Under the leadership of Reverend Lorrin Andrews, the school was established by the American Board of Commissioners of Foreign Missions “to instruct young men of piety and promising talents”. It is the oldest high school west of the Mississippi River.
Lahainaluna was transferred from being operated by the American missionaries to the control of the Hawaiian monarchy in 1849. By 1864, only Lahainaluna graduates were considered qualified to hold government positions such as lawyers, teachers, district magistrates and other important posts.
O‘ahu College – Punahou School
The missionaries established schools associated with their missions across the Islands. This marked the beginning of Hawaiʻi’s phenomenal rise to literacy. The chiefs became proponents for education and edicts were enacted by the King and the council of Chiefs to stimulate the people to reading and writing.
However, the education of their children was a concern of missionaries.

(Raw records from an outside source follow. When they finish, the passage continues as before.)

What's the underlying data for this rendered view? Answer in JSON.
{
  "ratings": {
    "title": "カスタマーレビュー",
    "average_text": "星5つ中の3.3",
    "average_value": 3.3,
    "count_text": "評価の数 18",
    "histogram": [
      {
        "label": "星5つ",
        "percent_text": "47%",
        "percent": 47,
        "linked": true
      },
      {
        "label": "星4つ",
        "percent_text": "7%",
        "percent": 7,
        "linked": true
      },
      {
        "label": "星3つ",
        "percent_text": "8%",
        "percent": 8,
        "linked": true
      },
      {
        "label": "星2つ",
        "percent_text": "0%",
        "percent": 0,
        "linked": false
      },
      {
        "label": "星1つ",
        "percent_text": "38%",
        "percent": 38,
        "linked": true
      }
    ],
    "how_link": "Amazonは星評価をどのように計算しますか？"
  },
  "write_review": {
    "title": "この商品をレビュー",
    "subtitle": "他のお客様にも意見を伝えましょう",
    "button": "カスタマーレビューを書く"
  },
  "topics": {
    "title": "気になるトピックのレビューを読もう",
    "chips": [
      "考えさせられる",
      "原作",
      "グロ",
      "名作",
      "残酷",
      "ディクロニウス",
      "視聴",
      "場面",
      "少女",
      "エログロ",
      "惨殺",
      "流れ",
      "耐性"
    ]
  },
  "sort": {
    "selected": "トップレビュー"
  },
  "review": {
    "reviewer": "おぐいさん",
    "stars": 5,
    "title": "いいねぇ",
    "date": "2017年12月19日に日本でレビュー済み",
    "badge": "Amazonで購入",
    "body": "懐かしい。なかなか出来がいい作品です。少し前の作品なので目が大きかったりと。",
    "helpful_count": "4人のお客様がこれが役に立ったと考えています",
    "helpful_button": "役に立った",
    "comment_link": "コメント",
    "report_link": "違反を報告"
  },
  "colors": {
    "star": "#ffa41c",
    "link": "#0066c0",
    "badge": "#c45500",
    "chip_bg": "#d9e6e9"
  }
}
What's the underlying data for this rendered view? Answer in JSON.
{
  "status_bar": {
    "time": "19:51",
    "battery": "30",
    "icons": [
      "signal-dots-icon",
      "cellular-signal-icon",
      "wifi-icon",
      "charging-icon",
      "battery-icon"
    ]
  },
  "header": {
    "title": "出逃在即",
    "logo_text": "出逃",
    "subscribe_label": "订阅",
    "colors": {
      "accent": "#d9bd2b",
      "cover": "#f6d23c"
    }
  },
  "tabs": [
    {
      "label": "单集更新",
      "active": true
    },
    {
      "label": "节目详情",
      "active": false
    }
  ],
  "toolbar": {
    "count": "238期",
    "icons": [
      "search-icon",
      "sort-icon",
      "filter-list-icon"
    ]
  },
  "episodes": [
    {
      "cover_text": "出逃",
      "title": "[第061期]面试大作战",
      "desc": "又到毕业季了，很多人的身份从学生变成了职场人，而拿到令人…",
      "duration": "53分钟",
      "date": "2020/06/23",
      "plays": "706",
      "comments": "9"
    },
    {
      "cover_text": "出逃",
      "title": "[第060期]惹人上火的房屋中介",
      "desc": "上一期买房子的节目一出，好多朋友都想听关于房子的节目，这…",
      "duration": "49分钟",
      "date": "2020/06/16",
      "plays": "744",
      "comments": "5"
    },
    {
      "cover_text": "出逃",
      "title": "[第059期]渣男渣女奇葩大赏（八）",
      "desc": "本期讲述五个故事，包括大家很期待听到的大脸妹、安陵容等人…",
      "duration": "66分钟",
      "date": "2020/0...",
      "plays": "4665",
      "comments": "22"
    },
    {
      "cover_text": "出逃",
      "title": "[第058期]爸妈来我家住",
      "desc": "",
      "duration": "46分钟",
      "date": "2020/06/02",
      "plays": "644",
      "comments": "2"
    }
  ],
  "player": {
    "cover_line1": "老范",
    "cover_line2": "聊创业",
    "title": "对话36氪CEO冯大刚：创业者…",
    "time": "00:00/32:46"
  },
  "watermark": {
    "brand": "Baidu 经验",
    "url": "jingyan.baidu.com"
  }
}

There were two major dilemmas, (1) there were a limited number of missionary children and (2) existing schools (which the missionaries taught) served adult Hawaiians (who were taught from a limited curriculum in the Hawaiian language.)
During the first 21-years of the missionary period (1820-1863,) no fewer than 33 children were either taken back to the continent by their parents. That changed … Resolution 14 of the 1841 General Meeting of the Sandwich Islands Mission changed that; it established a school for the children of the missionaries (May 12, 1841.) Meeting minutes note, “This subject occupied much time in discussion, and excited much interest.” On July 11, 1842, fifteen children met for the first time in Punahou’s original E-shaped building.
Lāhainā Banyan Tree
James William Smith was in the Tenth Company of ABCFM missionaries to the Islands, arriving on September 24, 1842. His son, William Owen Smith, born at Kōloa, Kauai, was educated at Rev David Dole’s school at Kōloa, later attending Punahou School in Honolulu.
On April 24, 1873, while serving as Sheriff on Maui, William Owen Smith planted Lāhainā’s Indian Banyan to commemorate the 50th anniversary of the first Protestant mission in Lāhainā.
Today, shading almost an acre of the surrounding park and reaching upward to a height of 60 feet, this banyan tree is reportedly the largest in the US. Its aerial roots grow into thick trunks when they reach the ground, supporting the tree’s large canopy. There are 16 major trunks in addition to the original trunk in the center.
Mission Memorial Building
“Impressive ceremonies marked the laying of the cornerstone yesterday afternoon of the Mission Memorial building in King street, Ewa of the YWCA Homestead, being erected at a cost of $90,000 as a monument to pioneer missionaries and to be the center pf the missionary work in Hawaii in the future.” (Hawaiian Gazette, July 20, 1915)
Designed by architect H.L. Kerr and built between 1915 and 1916, these structures were commissioned by the Hawaii Evangelical Association in preparation for the centennial commemoration of the arrival of the American Protestant missionaries to Hawaii in 1820. (C&C)
“‘Various forms of memorials have been suggested, but instead of some monument of beauty, perhaps, but which could be put to no practical use, why not something which would be of lasting value and usefulness and what would combine all so well as a building which would be the center of activity for the Hawaiian board, where work along the lines of those whose memories are now being revered, should be directed!’” (Hawaiian Gazette, July 20, 1915)
During World War II, the city administration moved to have the building condemned. The large, red-brick, neoclassical structures are the only example of Jeffersonian architecture in Hawaii. In 2003, after decades of use as city office space, the auditorium was renovated back to its original state.